Seemingly unable to cope with what she’d done, a despondent Amelia has jumped from the school’s roof in an act of “spontaneous” suicide. At least that’s the story Grace Hall and the police tell Kate. And overwhelmed as she is by her own guilt and shattered by grief, it is the story that Kate believes until she gets the anonymous text:
She didn’t jump.
Sifting through Amelia’s emails, text messages, social media postings, and cell phone logs, Kate is determined to learn the heartbreaking truth about why Amelia was on Grace Hall’s roof that day-and why she died.
Told in alternating voices, Reconstructing Amelia is a story of secrets and lies, of love and betrayal, of trusted friends and vicious bullies. It’s about how well a parent ever really knows a child and how far one mother will go to vindicate the memory of a daughter whose life she could not save.

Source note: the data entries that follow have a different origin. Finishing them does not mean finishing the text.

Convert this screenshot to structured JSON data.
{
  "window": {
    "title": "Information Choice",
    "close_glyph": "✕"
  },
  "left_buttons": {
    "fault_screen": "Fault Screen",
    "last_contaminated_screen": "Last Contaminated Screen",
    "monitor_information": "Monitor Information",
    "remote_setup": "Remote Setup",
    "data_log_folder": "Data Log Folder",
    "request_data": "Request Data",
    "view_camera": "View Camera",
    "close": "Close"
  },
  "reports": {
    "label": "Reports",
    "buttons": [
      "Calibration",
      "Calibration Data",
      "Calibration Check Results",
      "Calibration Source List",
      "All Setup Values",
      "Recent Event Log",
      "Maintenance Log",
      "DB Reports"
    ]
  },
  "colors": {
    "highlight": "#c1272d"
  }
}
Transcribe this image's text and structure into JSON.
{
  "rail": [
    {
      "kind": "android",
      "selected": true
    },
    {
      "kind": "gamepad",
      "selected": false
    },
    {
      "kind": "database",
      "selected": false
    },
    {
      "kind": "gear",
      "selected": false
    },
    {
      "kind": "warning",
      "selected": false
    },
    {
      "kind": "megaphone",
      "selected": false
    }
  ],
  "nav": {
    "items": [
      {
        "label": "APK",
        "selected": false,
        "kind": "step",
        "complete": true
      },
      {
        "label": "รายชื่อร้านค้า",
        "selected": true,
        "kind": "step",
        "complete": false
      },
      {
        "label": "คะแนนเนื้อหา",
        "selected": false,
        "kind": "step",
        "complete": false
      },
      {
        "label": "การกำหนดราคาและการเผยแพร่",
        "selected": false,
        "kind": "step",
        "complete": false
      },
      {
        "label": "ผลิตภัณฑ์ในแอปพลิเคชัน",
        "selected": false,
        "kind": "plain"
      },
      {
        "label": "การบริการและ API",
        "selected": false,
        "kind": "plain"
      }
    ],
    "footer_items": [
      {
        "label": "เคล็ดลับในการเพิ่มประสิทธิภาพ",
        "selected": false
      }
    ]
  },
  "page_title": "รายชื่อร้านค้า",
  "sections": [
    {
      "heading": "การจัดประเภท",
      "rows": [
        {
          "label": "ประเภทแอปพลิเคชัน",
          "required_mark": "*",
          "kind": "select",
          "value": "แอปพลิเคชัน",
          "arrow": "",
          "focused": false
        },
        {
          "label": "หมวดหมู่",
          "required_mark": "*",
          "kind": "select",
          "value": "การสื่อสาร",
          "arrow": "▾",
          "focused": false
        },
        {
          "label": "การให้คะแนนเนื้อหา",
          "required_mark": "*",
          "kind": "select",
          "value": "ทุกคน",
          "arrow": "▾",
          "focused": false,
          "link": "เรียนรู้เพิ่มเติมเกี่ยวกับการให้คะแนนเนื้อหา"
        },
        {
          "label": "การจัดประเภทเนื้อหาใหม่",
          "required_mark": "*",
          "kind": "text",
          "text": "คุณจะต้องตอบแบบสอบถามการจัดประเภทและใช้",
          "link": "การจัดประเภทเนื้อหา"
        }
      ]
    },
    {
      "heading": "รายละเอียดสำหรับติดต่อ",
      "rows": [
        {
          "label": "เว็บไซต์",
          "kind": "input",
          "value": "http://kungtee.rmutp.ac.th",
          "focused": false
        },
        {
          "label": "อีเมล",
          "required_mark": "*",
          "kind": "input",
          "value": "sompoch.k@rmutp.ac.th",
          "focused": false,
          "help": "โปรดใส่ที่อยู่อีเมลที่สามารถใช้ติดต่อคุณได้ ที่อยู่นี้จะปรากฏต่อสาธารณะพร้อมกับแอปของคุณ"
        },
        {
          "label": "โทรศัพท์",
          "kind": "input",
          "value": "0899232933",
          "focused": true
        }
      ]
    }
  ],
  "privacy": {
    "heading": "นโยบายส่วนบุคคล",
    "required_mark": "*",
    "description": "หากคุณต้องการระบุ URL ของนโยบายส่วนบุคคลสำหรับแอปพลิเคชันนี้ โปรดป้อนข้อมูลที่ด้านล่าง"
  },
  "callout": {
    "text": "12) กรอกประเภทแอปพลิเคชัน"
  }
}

My Take: This book reminded me of a mix of Jodi Picoult with whomever wrote Gossip Girl. It kept my attention and made me think a lot about mother/daughter relationships (with the possibility of a daughter entering my life any day now!), but I can’t say it was a gripping or fantastic read. I honestly think it is more suited for YA.
GoodReads Summary: A shockingly original thriller – the launch title of Zaffre, the new fiction imprint of Bonnier Publishing Fiction
Judith Rashleigh works as an assistant in a prestigious London auction house, but her dreams of breaking into the art world have been gradually dulled by the blunt forces of snobbery and corruption. To make ends meet she moonlights as a hostess in one of the West End’s less salubrious bars – although her work there pales against her activities on nights off.
When Judith stumbles across a conspiracy at her auction house, she is fired before she can expose the fraud. In desperation, she accepts an offer from one of the bar’s clients to accompany him to the French Riviera. But when an ill-advised attempt to slip him sedatives has momentous consequences, Judith finds herself fleeing for her life.
Now alone and in danger, all Judith has to rely on is her consummate ability to fake it amongst the rich and famous – and the inside track on the hugely lucrative art fraud that triggered her dismissal.
Set in the exotic palaces and yachts of Europe’s seriously wealthy. With a heroine as wickedly perceptive as Amy Dunne and as dangerous as Lisbeth Salander, this marks the beginning of a sequence of novels that will have readers around the world on the edge of their seats and holding their breath.
My Take: We read this one for book club, and while it had the makings of a thrilling, sexy read, it fell flat for me. For one, I could not connect with the main character (doubt anyone could, but her characterization felt weak to me). Secondly, the “erotica” aspects of the book became truly cringe-worthy and did not seem to have a point or connection to the overall narrative. The incorporation of the inner workings of the art world would have been interesting, but the writing did not do that aspect justice. Not a fave.. but apparently it is going to be a movie and a trilogy, so someone must really like it.